Even simple changes in the quality of water can create changes in flavor in a recipe. Water quality can and does change over time, and there may even be changes in the pH or hardness, which is actually a measurement of the calcium carbonate in the water. Additionally, issues with residual cleaners or sanitizers with systems can also create challenges with inconsistent products.
How to Test Water
One of the easiest ways to check for water quality at any time during production or between production batches is to use water test strips. The are simple and easy to use to test the water pH or hardness in just seconds with accurate, semi-quantitative results.
To use the strips, simply follow the manufacturer’s directions. This typically includes placing a drop of water on the test pad or immerse the indicator pad into the sample. For water hardness, it is important to test after any water softening process.
Then, within just seconds, the indicator pad will turn colors. Compare the color to the references on the bottle for a reading of the pH or hardness depending on the type of water test strips in use.
Testing for Residual Cleaners
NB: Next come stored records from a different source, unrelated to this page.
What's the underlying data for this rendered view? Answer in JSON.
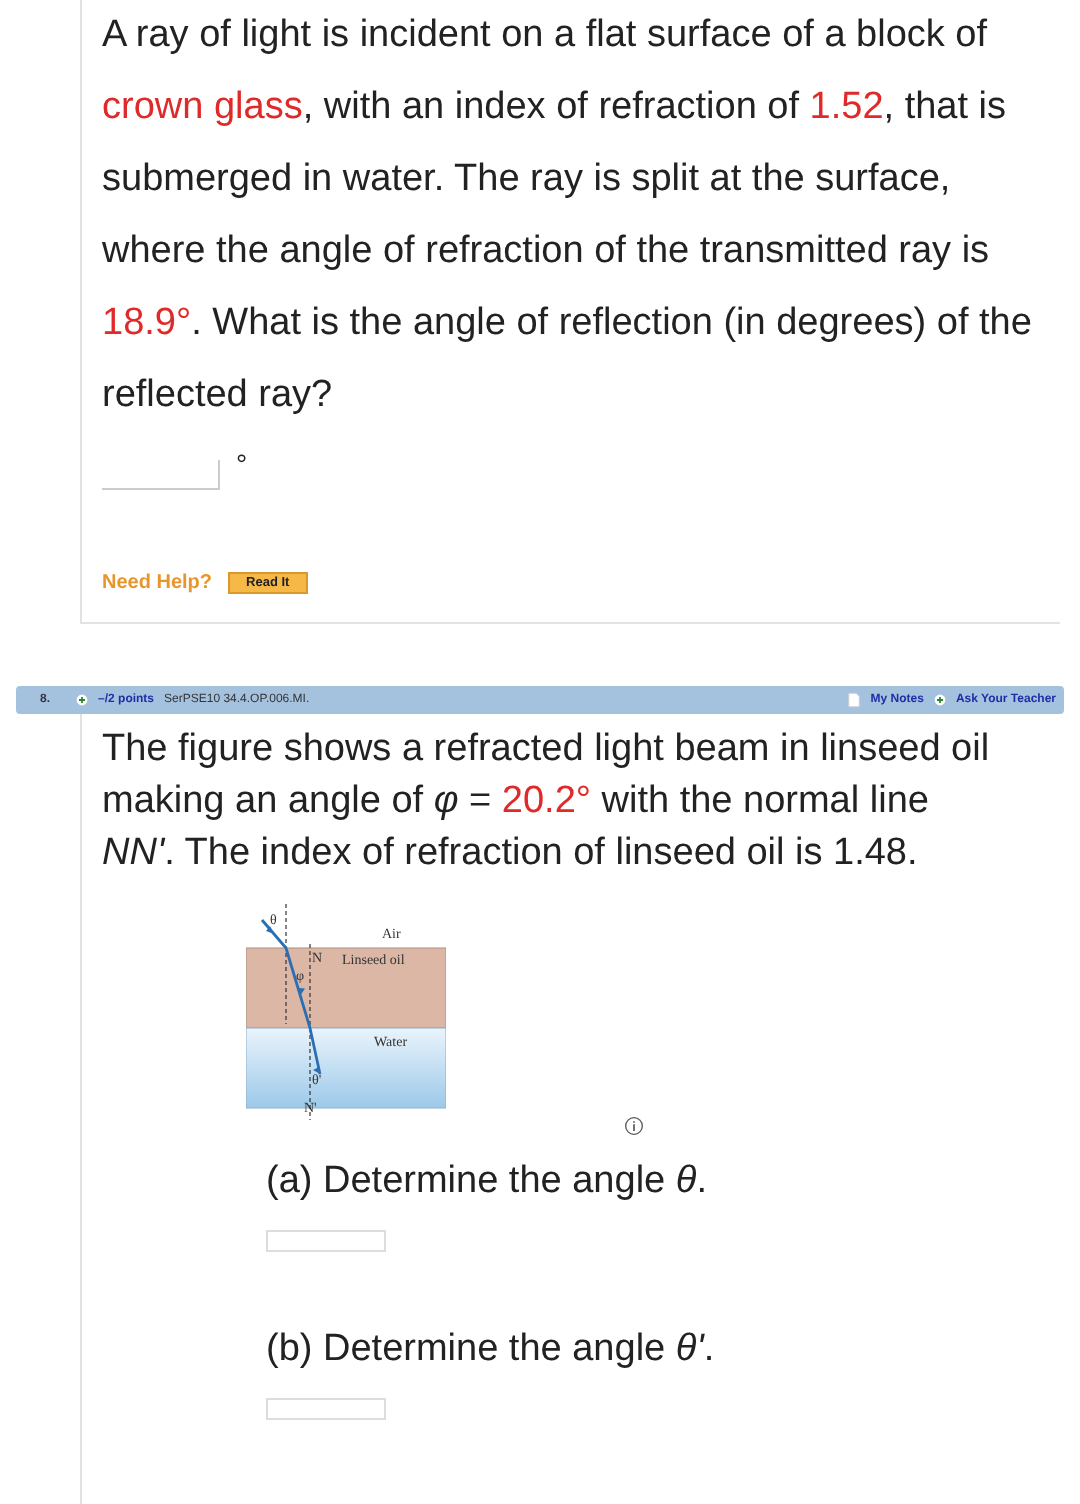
{
  "question_1": {
    "text": [
      {
        "text": "A ray of light is incident on a flat surface of a block of ",
        "highlight": false
      },
      {
        "text": "crown glass",
        "highlight": true
      },
      {
        "text": ", with an index of refraction of ",
        "highlight": false
      },
      {
        "text": "1.52",
        "highlight": true
      },
      {
        "text": ", that is submerged in water. The ray is split at the surface, where the angle of refraction of the transmitted ray is ",
        "highlight": false
      },
      {
        "text": "18.9°",
        "highlight": true
      },
      {
        "text": ". What is the angle of reflection (in degrees) of the reflected ray?",
        "highlight": false
      }
    ],
    "unit": "°",
    "help_label": "Need Help?",
    "help_button": "Read It"
  },
  "question_2": {
    "header": {
      "number": "8.",
      "points": "–/2 points",
      "code": "SerPSE10 34.4.OP.006.MI.",
      "notes": "My Notes",
      "ask": "Ask Your Teacher"
    },
    "text": [
      {
        "text": "The figure shows a refracted light beam in linseed oil making an angle of *φ* = ",
        "highlight": false
      },
      {
        "text": "20.2°",
        "highlight": true
      },
      {
        "text": " with the normal line *NN'*. The index of refraction of linseed oil is 1.48.",
        "highlight": false
      }
    ],
    "figure": {
      "air": "Air",
      "oil": "Linseed oil",
      "water": "Water",
      "theta": "θ",
      "phi": "φ",
      "n": "N",
      "n_prime": "N'",
      "theta_prime": "θ'"
    },
    "parts": [
      {
        "text": "(a) Determine the angle *θ*."
      },
      {
        "text": "(b) Determine the angle *θ'*."
      }
    ]
  }
}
With clean-in-place processes or even with clean-out-of-place systems, checking there is no residual detergent or cleaner in the system is critical for product quality. Specialized test strips are designed to check for the various types of cleaning chemicals, including Quaternary Ammonium Compound or QAC Sanitizers that are mandated in many food and beverage production systems.